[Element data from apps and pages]
◆ ◆ ◆ ◆ ◆ ◆ ◆

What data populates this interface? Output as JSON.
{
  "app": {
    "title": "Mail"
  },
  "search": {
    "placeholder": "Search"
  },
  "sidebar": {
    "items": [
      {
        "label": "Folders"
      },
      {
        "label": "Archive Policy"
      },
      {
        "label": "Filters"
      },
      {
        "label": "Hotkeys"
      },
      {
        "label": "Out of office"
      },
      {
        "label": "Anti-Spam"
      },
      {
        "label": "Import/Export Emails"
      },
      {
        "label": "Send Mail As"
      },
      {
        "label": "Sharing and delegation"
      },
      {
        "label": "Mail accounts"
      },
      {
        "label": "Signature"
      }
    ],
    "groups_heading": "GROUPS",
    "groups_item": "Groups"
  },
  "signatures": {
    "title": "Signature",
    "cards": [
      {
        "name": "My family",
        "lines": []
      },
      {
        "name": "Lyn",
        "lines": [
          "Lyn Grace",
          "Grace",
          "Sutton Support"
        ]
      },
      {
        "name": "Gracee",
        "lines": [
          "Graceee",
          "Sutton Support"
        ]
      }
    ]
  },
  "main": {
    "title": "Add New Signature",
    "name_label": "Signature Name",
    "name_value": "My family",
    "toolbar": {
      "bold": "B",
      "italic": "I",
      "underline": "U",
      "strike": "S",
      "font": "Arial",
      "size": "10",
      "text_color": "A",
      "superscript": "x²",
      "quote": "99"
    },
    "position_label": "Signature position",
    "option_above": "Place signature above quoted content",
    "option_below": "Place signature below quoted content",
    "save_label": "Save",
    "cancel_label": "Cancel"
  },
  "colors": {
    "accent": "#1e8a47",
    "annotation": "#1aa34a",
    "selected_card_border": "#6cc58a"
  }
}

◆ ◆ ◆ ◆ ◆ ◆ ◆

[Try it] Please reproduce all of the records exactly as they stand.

[Solution below]
What data populates this interface? Output as JSON.
{
  "app": {
    "title": "Mail"
  },
  "search": {
    "placeholder": "Search"
  },
  "sidebar": {
    "items": [
      {
        "label": "Folders"
      },
      {
        "label": "Archive Policy"
      },
      {
        "label": "Filters"
      },
      {
        "label": "Hotkeys"
      },
      {
        "label": "Out of office"
      },
      {
        "label": "Anti-Spam"
      },
      {
        "label": "Import/Export Emails"
      },
      {
        "label": "Send Mail As"
      },
      {
        "label": "Sharing and delegation"
      },
      {
        "label": "Mail accounts"
      },
      {
        "label": "Signature"
      }
    ],
    "groups_heading": "GROUPS",
    "groups_item": "Groups"
  },
  "signatures": {
    "title": "Signature",
    "cards": [
      {
        "name": "My family",
        "lines": []
      },
      {
        "name": "Lyn",
        "lines": [
          "Lyn Grace",
          "Grace",
          "Sutton Support"
        ]
      },
      {
        "name": "Gracee",
        "lines": [
          "Graceee",
          "Sutton Support"
        ]
      }
    ]
  },
  "main": {
    "title": "Add New Signature",
    "name_label": "Signature Name",
    "name_value": "My family",
    "toolbar": {
      "bold": "B",
      "italic": "I",
      "underline": "U",
      "strike": "S",
      "font": "Arial",
      "size": "10",
      "text_color": "A",
      "superscript": "x²",
      "quote": "99"
    },
    "position_label": "Signature position",
    "option_above": "Place signature above quoted content",
    "option_below": "Place signature below quoted content",
    "save_label": "Save",
    "cancel_label": "Cancel"
  },
  "colors": {
    "accent": "#1e8a47",
    "annotation": "#1aa34a",
    "selected_card_border": "#6cc58a"
  }
}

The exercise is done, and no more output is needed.